*** INPUT DATA

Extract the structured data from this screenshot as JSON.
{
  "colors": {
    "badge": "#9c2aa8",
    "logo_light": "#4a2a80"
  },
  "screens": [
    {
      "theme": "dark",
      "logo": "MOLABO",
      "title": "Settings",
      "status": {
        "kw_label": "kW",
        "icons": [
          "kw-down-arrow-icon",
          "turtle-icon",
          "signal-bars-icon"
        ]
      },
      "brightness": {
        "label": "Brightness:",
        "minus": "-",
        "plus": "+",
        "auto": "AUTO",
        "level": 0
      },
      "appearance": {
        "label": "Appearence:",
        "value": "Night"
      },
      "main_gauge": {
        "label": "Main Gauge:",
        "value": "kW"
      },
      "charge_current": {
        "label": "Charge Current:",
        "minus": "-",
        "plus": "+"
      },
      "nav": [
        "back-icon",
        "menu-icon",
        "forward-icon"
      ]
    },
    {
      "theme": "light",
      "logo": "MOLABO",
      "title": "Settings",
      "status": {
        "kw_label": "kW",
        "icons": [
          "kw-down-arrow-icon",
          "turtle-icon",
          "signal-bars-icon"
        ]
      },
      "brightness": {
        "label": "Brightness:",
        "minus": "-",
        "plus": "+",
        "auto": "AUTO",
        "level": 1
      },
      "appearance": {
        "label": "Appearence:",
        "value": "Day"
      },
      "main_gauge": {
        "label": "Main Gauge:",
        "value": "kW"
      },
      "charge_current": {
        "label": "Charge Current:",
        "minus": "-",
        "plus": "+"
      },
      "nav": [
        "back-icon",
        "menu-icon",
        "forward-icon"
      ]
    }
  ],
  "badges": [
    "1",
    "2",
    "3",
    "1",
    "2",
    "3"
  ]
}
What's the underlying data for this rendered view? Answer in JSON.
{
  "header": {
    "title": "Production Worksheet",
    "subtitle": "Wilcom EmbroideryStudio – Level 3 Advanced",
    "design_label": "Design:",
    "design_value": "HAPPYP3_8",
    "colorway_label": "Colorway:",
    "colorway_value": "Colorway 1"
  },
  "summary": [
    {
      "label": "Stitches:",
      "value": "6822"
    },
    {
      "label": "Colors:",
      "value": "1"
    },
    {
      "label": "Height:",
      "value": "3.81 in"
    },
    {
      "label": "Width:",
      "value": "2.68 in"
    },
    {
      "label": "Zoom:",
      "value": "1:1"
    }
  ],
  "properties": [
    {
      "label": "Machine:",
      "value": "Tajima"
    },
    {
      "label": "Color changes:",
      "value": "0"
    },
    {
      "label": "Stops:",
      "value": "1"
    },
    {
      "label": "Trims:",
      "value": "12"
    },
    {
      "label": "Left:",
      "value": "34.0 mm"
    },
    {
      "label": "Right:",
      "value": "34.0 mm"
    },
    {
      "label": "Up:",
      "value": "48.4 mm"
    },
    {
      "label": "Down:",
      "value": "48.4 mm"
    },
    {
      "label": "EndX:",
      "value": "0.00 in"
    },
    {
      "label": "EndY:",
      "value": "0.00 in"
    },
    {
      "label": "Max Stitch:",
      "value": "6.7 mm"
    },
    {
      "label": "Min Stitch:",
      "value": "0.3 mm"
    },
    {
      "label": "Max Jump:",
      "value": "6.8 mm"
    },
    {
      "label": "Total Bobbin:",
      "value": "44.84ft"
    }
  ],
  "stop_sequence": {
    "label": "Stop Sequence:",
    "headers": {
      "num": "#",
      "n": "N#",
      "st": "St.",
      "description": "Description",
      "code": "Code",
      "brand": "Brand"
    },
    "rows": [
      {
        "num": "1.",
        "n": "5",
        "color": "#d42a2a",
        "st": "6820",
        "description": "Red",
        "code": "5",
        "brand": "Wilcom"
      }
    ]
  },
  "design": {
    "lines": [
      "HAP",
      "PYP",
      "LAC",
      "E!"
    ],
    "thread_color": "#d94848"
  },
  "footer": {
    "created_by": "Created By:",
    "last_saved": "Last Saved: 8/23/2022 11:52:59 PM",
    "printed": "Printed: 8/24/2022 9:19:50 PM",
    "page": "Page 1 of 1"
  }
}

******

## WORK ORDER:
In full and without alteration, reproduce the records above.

## EXERCISE RESPONSE:
Extract the structured data from this screenshot as JSON.
{
  "colors": {
    "badge": "#9c2aa8",
    "logo_light": "#4a2a80"
  },
  "screens": [
    {
      "theme": "dark",
      "logo": "MOLABO",
      "title": "Settings",
      "status": {
        "kw_label": "kW",
        "icons": [
          "kw-down-arrow-icon",
          "turtle-icon",
          "signal-bars-icon"
        ]
      },
      "brightness": {
        "label": "Brightness:",
        "minus": "-",
        "plus": "+",
        "auto": "AUTO",
        "level": 0
      },
      "appearance": {
        "label": "Appearence:",
        "value": "Night"
      },
      "main_gauge": {
        "label": "Main Gauge:",
        "value": "kW"
      },
      "charge_current": {
        "label": "Charge Current:",
        "minus": "-",
        "plus": "+"
      },
      "nav": [
        "back-icon",
        "menu-icon",
        "forward-icon"
      ]
    },
    {
      "theme": "light",
      "logo": "MOLABO",
      "title": "Settings",
      "status": {
        "kw_label": "kW",
        "icons": [
          "kw-down-arrow-icon",
          "turtle-icon",
          "signal-bars-icon"
        ]
      },
      "brightness": {
        "label": "Brightness:",
        "minus": "-",
        "plus": "+",
        "auto": "AUTO",
        "level": 1
      },
      "appearance": {
        "label": "Appearence:",
        "value": "Day"
      },
      "main_gauge": {
        "label": "Main Gauge:",
        "value": "kW"
      },
      "charge_current": {
        "label": "Charge Current:",
        "minus": "-",
        "plus": "+"
      },
      "nav": [
        "back-icon",
        "menu-icon",
        "forward-icon"
      ]
    }
  ],
  "badges": [
    "1",
    "2",
    "3",
    "1",
    "2",
    "3"
  ]
}
What's the underlying data for this rendered view? Answer in JSON.
{
  "header": {
    "title": "Production Worksheet",
    "subtitle": "Wilcom EmbroideryStudio – Level 3 Advanced",
    "design_label": "Design:",
    "design_value": "HAPPYP3_8",
    "colorway_label": "Colorway:",
    "colorway_value": "Colorway 1"
  },
  "summary": [
    {
      "label": "Stitches:",
      "value": "6822"
    },
    {
      "label": "Colors:",
      "value": "1"
    },
    {
      "label": "Height:",
      "value": "3.81 in"
    },
    {
      "label": "Width:",
      "value": "2.68 in"
    },
    {
      "label": "Zoom:",
      "value": "1:1"
    }
  ],
  "properties": [
    {
      "label": "Machine:",
      "value": "Tajima"
    },
    {
      "label": "Color changes:",
      "value": "0"
    },
    {
      "label": "Stops:",
      "value": "1"
    },
    {
      "label": "Trims:",
      "value": "12"
    },
    {
      "label": "Left:",
      "value": "34.0 mm"
    },
    {
      "label": "Right:",
      "value": "34.0 mm"
    },
    {
      "label": "Up:",
      "value": "48.4 mm"
    },
    {
      "label": "Down:",
      "value": "48.4 mm"
    },
    {
      "label": "EndX:",
      "value": "0.00 in"
    },
    {
      "label": "EndY:",
      "value": "0.00 in"
    },
    {
      "label": "Max Stitch:",
      "value": "6.7 mm"
    },
    {
      "label": "Min Stitch:",
      "value": "0.3 mm"
    },
    {
      "label": "Max Jump:",
      "value": "6.8 mm"
    },
    {
      "label": "Total Bobbin:",
      "value": "44.84ft"
    }
  ],
  "stop_sequence": {
    "label": "Stop Sequence:",
    "headers": {
      "num": "#",
      "n": "N#",
      "st": "St.",
      "description": "Description",
      "code": "Code",
      "brand": "Brand"
    },
    "rows": [
      {
        "num": "1.",
        "n": "5",
        "color": "#d42a2a",
        "st": "6820",
        "description": "Red",
        "code": "5",
        "brand": "Wilcom"
      }
    ]
  },
  "design": {
    "lines": [
      "HAP",
      "PYP",
      "LAC",
      "E!"
    ],
    "thread_color": "#d94848"
  },
  "footer": {
    "created_by": "Created By:",
    "last_saved": "Last Saved: 8/23/2022 11:52:59 PM",
    "printed": "Printed: 8/24/2022 9:19:50 PM",
    "page": "Page 1 of 1"
  }
}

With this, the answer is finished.